Roger C. Wiens

Articles

The SuperCam Remote Sensing Instrument Suite for the Mars 2020 Rover: A Preview

May 01, 2017

The SuperCam remote sensing instrument suite under development for NASA’s Mars 2020 rover performs laser-induced breakdown spectroscopy (LIBS), remote Raman spectroscopy, visible and infrared (VISIR) reflectance spectroscopy, acoustic sensing, and high resolution color imaging. The instrument builds on the successful architecture of the ChemCam instrument which provides LIBS and panchromatic images on the Curiosity rover, adding the remote Raman spectroscopy by frequency doubling the laser and using a gated intensified detector to obtain Raman signals at distances to 12 m. To the visible reflectance spectroscopy used by ChemCam, an AOTF-based infrared spectrometer is added to cover the 1.3-2.6 µm range that contains important mineral signatures. A CMOS detector provides color (Bayer filter) images at a pixel resolution of 19 µrad and an optical resolution of 30 µrad.
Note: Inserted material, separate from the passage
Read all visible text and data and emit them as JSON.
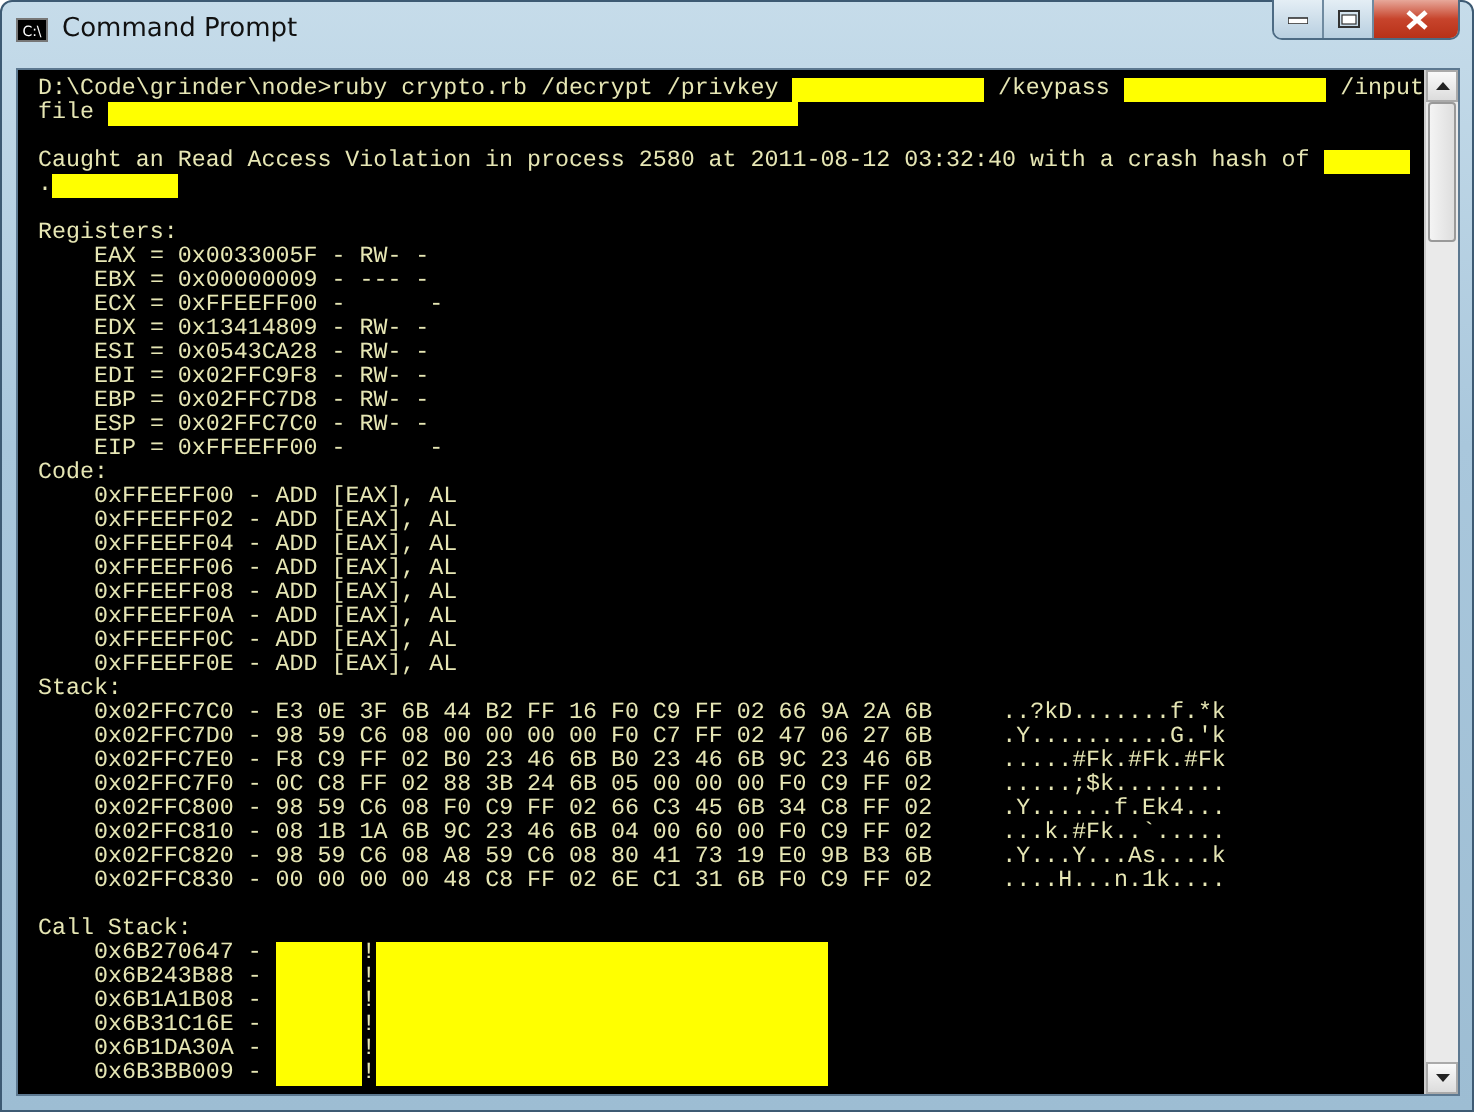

Sounds are recorded via a Knowles Electret microphone, which is the same one that was unsuccessfully attempted on two earlier missions. The acoustic signals of the LIBS plasmas will provide information on the hardness of the targets, while other sounds (wind, rover sounds) will also be recorded. The laser, telescope, IR spectrometer, and camera reside on the rover’s mast and are provided by CNES, while the LIBS, Raman, and VIS spectrometers and data processing unit are built by LANL and reside in the rover body. A calibration target assembly provided by U. Valladolid, Spain, resides on the back of the rover. The overall mass of the instrument suite is 10.7 kg.